- [Action item] A word-for-word restatement of every record is required.

(Website and app data records)
____________________

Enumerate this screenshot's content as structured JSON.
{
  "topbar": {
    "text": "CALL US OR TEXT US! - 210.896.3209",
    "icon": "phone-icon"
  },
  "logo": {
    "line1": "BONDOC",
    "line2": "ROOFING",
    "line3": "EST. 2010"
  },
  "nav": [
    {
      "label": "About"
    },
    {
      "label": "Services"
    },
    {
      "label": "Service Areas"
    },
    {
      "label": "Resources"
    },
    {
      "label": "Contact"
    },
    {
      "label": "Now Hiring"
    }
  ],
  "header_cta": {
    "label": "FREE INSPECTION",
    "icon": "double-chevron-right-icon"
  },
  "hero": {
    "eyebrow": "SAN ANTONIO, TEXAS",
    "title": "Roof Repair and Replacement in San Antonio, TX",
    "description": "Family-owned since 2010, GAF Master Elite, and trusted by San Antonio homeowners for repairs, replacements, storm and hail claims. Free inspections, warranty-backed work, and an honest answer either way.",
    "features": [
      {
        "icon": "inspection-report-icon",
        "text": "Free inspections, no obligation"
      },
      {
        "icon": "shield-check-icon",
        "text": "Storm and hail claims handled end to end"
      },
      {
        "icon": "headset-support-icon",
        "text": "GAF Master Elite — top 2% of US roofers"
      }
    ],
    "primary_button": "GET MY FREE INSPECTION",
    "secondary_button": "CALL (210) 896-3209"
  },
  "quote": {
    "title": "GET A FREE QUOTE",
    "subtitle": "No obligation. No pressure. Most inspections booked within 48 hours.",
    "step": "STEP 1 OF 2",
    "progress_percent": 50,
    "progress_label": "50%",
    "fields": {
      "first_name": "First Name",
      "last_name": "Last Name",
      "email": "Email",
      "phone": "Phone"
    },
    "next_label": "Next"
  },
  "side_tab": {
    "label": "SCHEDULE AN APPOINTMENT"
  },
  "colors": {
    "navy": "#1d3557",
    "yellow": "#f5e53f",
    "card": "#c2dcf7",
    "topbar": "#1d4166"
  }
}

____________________

- [Task answer]
Enumerate this screenshot's content as structured JSON.
{
  "topbar": {
    "text": "CALL US OR TEXT US! - 210.896.3209",
    "icon": "phone-icon"
  },
  "logo": {
    "line1": "BONDOC",
    "line2": "ROOFING",
    "line3": "EST. 2010"
  },
  "nav": [
    {
      "label": "About"
    },
    {
      "label": "Services"
    },
    {
      "label": "Service Areas"
    },
    {
      "label": "Resources"
    },
    {
      "label": "Contact"
    },
    {
      "label": "Now Hiring"
    }
  ],
  "header_cta": {
    "label": "FREE INSPECTION",
    "icon": "double-chevron-right-icon"
  },
  "hero": {
    "eyebrow": "SAN ANTONIO, TEXAS",
    "title": "Roof Repair and Replacement in San Antonio, TX",
    "description": "Family-owned since 2010, GAF Master Elite, and trusted by San Antonio homeowners for repairs, replacements, storm and hail claims. Free inspections, warranty-backed work, and an honest answer either way.",
    "features": [
      {
        "icon": "inspection-report-icon",
        "text": "Free inspections, no obligation"
      },
      {
        "icon": "shield-check-icon",
        "text": "Storm and hail claims handled end to end"
      },
      {
        "icon": "headset-support-icon",
        "text": "GAF Master Elite — top 2% of US roofers"
      }
    ],
    "primary_button": "GET MY FREE INSPECTION",
    "secondary_button": "CALL (210) 896-3209"
  },
  "quote": {
    "title": "GET A FREE QUOTE",
    "subtitle": "No obligation. No pressure. Most inspections booked within 48 hours.",
    "step": "STEP 1 OF 2",
    "progress_percent": 50,
    "progress_label": "50%",
    "fields": {
      "first_name": "First Name",
      "last_name": "Last Name",
      "email": "Email",
      "phone": "Phone"
    },
    "next_label": "Next"
  },
  "side_tab": {
    "label": "SCHEDULE AN APPOINTMENT"
  },
  "colors": {
    "navy": "#1d3557",
    "yellow": "#f5e53f",
    "card": "#c2dcf7",
    "topbar": "#1d4166"
  }
}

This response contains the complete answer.